If you are a victim of domestic violence, you can plan for your safety while in court and you should ask the judge to include some protections in the custody order. For example, you can ask for some of the following terms:
- communications between the parents can only be in writing;
- all communications can only be related to the child; and
- a neutral third party should be present at the exchange of the child or should be the one to drop off and pick up the child.
You should also try to be as specific as possible in terms of the decision-making powers of each parent, who has the child on holidays, birthdays, etc., and the time and place for pick-ups and drop-offs of the child as to avoid future conflicts.
4. Options if you lose the custody case
There could be a couple of options that are filed immediately after the judge makes the custody order:
- A motion for reconsideration asks the judge to decide differently based on the law or new evidence.
- An appeal moves the case to a higher court and asks that court to review the lower court’s decision due a judge’s error.
A petition to change (modify) the order is an option that would not be filed right away. You could ask for a modification if, later on, a substantial change of circumstances happens. A few examples could be if the other parent gets sent to jail, gets charged with child abuse or neglect, or moves to another state.
You can also watch our Custody, Visitation, and Child Support videos where we explain the process. The videos include information about the different types of custody and visitation and related legal concepts that a judge will consider, child support, and moving out of state with your child.
Do I need a lawyer?
No, you do not need a lawyer to file for custody. However, it may be best to get a lawyer, to make sure that your rights are protected. If you cannot afford a lawyer, you may be able to find sources of free or low-cost legal help on our NJ Finding a Lawyer. Additionally, in some cases, the judge may decide that it is appropriate to order the other party to pay your attorney fees.1
If you are unable to get a lawyer, you can visit your local courthouse to file the paperwork that you will need to start a custody case.
You should know that court workers cannot tell you whether you should bring your case to court or what will happen if you do. Even if you plan on representing yourself, it may be helpful for you to have a lawyer review your forms before you file them.
1 NJ Court Rules, R. 5:3-5(c)
If you are going to be in court without a lawyer, our Preparing for Court – By Yourself section may be useful to you.
Do I have to go to mediation even if I am a domestic violence victim?
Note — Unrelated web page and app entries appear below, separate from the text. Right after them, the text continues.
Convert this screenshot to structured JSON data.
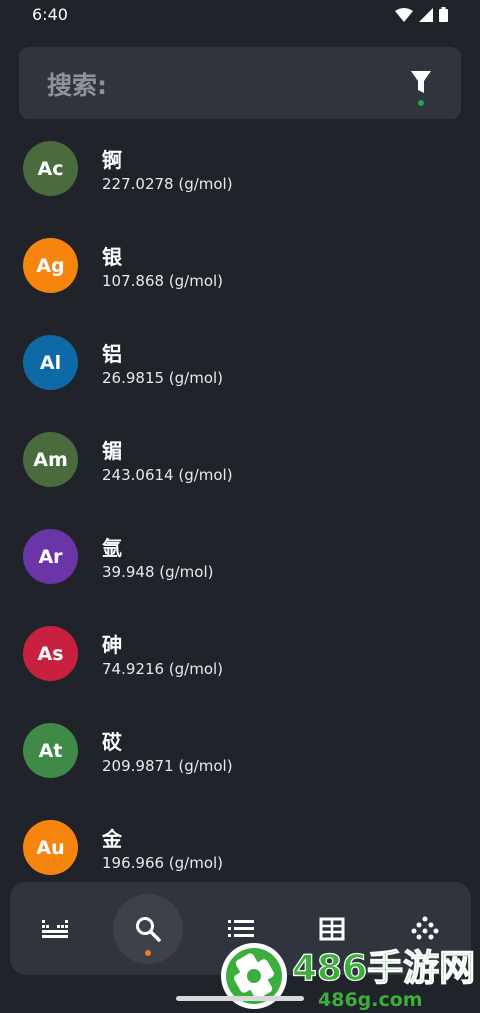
{
  "status_bar": {
    "time": "6:40"
  },
  "search": {
    "label": "搜索:",
    "filter_dot_color": "#2aa14c"
  },
  "elements": [
    {
      "symbol": "Ac",
      "name": "锕",
      "mass": "227.0278 (g/mol)",
      "color": "#4a6b3e"
    },
    {
      "symbol": "Ag",
      "name": "银",
      "mass": "107.868 (g/mol)",
      "color": "#f5850f"
    },
    {
      "symbol": "Al",
      "name": "铝",
      "mass": "26.9815 (g/mol)",
      "color": "#0e6aa6"
    },
    {
      "symbol": "Am",
      "name": "镅",
      "mass": "243.0614 (g/mol)",
      "color": "#4a6b3e"
    },
    {
      "symbol": "Ar",
      "name": "氩",
      "mass": "39.948 (g/mol)",
      "color": "#6a35a6"
    },
    {
      "symbol": "As",
      "name": "砷",
      "mass": "74.9216 (g/mol)",
      "color": "#c8213f"
    },
    {
      "symbol": "At",
      "name": "砹",
      "mass": "209.9871 (g/mol)",
      "color": "#3f8a47"
    },
    {
      "symbol": "Au",
      "name": "金",
      "mass": "196.966 (g/mol)",
      "color": "#f5850f"
    }
  ],
  "bottom_nav": {
    "items": [
      {
        "icon": "periodic-table-icon",
        "active": false
      },
      {
        "icon": "search-icon",
        "active": true
      },
      {
        "icon": "list-icon",
        "active": false
      },
      {
        "icon": "table-grid-icon",
        "active": false
      },
      {
        "icon": "dots-grid-icon",
        "active": false
      }
    ],
    "active_dot_color": "#f07a2a"
  },
  "watermark": {
    "brand": "486手游网",
    "url": "486g.com"
  }
}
The court may refer you to mediation if you and the other parent have trouble agreeing on custody issues, or you may ask the judge to refer you to mediation at any time. Even though mediation in domestic violence situations often does not work, since one parent is usually afraid of the other and may not feel comfortable or safe disagreeing with the abusive parent, the judge might still decide to refer the case. In mediation, only custody and parenting time issues will be mediated. Domestic violence, child abuse, and sexual abuse issues should not be mediated. If you are referred to mediation, you can ask the judge to remove your case from mediation. The judge will do so if there is “good cause” for it.1 The judge will not refer the case for mediation if you have a temporary or final restraining order.2
1 N.J. Court Rules, R. 1:40-5(a)(1)
2 N.J. Court Rules, R. 1:40-5(b)
Can I change the state where the case is being heard?
Possibly but this will depend on many factors. Please see our Changing a final custody order section under the general custody page for more information on what factors a judge will consider.
Can I get financial support for my children?
Both parents have a shared responsibility to support their children. The parent who has a child under his/her care can request child support. You can find more information on our NJ Child Support section.